There’s a lot to be said for direct experience.
While looking for an advantageous way to attack the Confederates in the Spring of 1862 the commander of the Federal army in Virginia and his staff approached the Chickahominy River. Stopping at the bank, they pondered whether it was too deep for troops to cross. As the group discussed the matter, one of the youngest staff members rode his horse down the bank and into the river. From his dry saddle at midstream he turned around and shouted back, “This is how deep it is General.” *
Posted on April 6, 2009
How will Internet-Video-to-the-TV be impacted if inexpensive “netbooks” take market share away from conventional laptop computers?
By way of background, netbooks are pint-sized laptop computers.
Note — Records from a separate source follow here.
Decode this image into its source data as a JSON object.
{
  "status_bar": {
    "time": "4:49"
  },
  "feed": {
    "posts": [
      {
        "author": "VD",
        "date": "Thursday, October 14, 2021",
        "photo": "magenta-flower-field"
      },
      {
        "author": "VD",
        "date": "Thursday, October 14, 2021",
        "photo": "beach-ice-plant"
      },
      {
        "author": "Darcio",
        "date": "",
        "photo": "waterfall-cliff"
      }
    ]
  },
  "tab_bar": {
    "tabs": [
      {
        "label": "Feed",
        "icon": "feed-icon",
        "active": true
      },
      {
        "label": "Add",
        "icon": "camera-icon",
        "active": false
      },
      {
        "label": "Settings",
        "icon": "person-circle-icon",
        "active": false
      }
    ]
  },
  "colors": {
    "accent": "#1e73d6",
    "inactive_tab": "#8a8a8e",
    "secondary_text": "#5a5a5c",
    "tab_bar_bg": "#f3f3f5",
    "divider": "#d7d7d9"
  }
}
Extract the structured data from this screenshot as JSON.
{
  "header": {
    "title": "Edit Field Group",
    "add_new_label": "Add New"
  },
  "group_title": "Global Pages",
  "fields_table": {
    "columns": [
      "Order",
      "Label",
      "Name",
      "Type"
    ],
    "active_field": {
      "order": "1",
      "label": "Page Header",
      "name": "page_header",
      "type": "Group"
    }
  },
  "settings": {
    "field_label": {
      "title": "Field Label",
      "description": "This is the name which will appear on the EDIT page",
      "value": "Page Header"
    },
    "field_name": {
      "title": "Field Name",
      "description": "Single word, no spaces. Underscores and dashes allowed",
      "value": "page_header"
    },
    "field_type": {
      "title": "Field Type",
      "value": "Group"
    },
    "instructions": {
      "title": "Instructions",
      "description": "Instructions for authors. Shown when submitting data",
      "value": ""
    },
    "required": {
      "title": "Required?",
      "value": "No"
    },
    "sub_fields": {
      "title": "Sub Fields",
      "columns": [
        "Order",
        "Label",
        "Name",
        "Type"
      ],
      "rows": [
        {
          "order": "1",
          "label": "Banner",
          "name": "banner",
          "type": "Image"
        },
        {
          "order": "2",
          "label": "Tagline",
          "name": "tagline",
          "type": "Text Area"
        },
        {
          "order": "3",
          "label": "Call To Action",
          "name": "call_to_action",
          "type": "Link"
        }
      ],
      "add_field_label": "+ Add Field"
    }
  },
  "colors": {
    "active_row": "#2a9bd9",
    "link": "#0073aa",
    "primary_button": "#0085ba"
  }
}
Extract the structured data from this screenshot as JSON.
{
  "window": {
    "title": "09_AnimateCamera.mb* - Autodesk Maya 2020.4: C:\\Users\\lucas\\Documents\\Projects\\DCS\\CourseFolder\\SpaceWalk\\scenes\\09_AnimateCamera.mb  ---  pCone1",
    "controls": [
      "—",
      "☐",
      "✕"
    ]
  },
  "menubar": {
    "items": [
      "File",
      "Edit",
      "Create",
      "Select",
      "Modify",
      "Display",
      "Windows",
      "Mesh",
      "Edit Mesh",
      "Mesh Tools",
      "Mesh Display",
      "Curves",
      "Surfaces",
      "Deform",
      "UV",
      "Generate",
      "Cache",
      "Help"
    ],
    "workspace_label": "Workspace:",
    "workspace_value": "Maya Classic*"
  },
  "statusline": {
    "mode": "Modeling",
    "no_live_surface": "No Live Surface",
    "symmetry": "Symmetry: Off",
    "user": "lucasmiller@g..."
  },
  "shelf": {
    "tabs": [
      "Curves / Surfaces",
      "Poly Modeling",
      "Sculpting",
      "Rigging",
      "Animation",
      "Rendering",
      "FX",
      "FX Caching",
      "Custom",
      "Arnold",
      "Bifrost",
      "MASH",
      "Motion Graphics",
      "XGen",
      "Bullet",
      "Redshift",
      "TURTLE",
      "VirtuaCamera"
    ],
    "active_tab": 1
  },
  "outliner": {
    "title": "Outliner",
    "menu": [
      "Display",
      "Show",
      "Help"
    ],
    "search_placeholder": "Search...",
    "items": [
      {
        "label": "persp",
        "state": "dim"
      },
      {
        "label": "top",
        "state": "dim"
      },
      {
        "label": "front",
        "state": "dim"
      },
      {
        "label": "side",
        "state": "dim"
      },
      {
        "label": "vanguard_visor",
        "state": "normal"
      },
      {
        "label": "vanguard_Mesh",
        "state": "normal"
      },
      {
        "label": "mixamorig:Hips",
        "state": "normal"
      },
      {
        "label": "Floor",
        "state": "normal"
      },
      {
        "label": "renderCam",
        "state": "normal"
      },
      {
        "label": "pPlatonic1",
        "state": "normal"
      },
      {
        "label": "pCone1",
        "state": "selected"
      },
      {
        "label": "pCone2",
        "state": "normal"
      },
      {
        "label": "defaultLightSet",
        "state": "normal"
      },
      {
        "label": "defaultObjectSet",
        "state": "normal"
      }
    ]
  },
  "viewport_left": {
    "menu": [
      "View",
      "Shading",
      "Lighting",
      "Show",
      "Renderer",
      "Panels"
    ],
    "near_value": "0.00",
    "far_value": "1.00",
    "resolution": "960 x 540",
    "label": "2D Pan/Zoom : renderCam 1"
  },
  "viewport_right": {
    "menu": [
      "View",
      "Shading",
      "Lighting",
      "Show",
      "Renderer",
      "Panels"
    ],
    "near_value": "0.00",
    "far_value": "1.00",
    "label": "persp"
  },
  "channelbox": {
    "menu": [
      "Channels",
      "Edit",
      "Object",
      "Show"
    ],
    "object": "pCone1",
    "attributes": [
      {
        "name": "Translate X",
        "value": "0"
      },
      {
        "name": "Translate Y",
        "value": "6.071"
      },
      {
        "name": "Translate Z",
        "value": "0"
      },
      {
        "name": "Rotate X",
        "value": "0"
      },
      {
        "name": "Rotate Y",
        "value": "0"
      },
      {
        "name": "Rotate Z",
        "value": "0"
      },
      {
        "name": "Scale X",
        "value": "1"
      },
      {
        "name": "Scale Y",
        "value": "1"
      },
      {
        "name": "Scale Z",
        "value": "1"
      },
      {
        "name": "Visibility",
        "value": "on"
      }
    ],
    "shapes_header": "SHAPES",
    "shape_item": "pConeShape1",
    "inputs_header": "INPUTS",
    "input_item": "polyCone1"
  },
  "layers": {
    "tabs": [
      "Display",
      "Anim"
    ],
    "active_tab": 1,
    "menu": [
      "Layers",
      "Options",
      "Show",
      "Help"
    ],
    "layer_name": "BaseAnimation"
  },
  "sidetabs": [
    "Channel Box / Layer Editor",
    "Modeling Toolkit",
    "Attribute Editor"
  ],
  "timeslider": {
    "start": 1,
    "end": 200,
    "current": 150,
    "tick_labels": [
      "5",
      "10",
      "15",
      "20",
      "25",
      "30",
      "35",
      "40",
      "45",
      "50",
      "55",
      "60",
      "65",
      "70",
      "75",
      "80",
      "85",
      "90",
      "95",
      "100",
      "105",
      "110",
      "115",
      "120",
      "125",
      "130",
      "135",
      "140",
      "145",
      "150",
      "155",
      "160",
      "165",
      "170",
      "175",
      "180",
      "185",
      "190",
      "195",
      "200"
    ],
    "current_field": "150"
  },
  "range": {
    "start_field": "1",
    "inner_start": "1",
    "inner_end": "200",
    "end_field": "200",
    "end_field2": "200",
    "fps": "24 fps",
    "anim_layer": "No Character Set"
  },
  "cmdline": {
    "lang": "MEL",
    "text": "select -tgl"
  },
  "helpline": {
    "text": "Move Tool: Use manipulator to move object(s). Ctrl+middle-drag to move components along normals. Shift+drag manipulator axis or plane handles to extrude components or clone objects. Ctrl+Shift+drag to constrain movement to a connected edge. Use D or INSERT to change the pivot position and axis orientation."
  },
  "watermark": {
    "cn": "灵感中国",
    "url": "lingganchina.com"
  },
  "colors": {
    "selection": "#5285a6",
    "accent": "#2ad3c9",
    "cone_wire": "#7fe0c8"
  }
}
Typically they have nine-inch screens as compared to fifteen-inches (or bigger) for a conventional laptop. Also netbooks have less powerful processors, smaller memories, and less sophisticated software. Gartner estimates that they could account for 10% of laptop computer sales by the end of this year.
Posted on April 1, 2009
What if Verizon FiOS offered a video-centric “apps store” for its television set-top box analogous to the one that Apple has for the iPhone?
The answer depends upon the restrictions that Verizon might impose on third-party developers. For example, if sites like Hulu, TV.com, and Joost are allowed to develop widgets enabling FiOS subscribers to visit the websites to watch TV shows over the Internet, then it would be significant. However, if Verizon moves slowly, or only permits a few applications from those not affiliated with current programmers providing shows for FiOS IPTV service, then it may be relatively inconsequential for two reasons. Read more…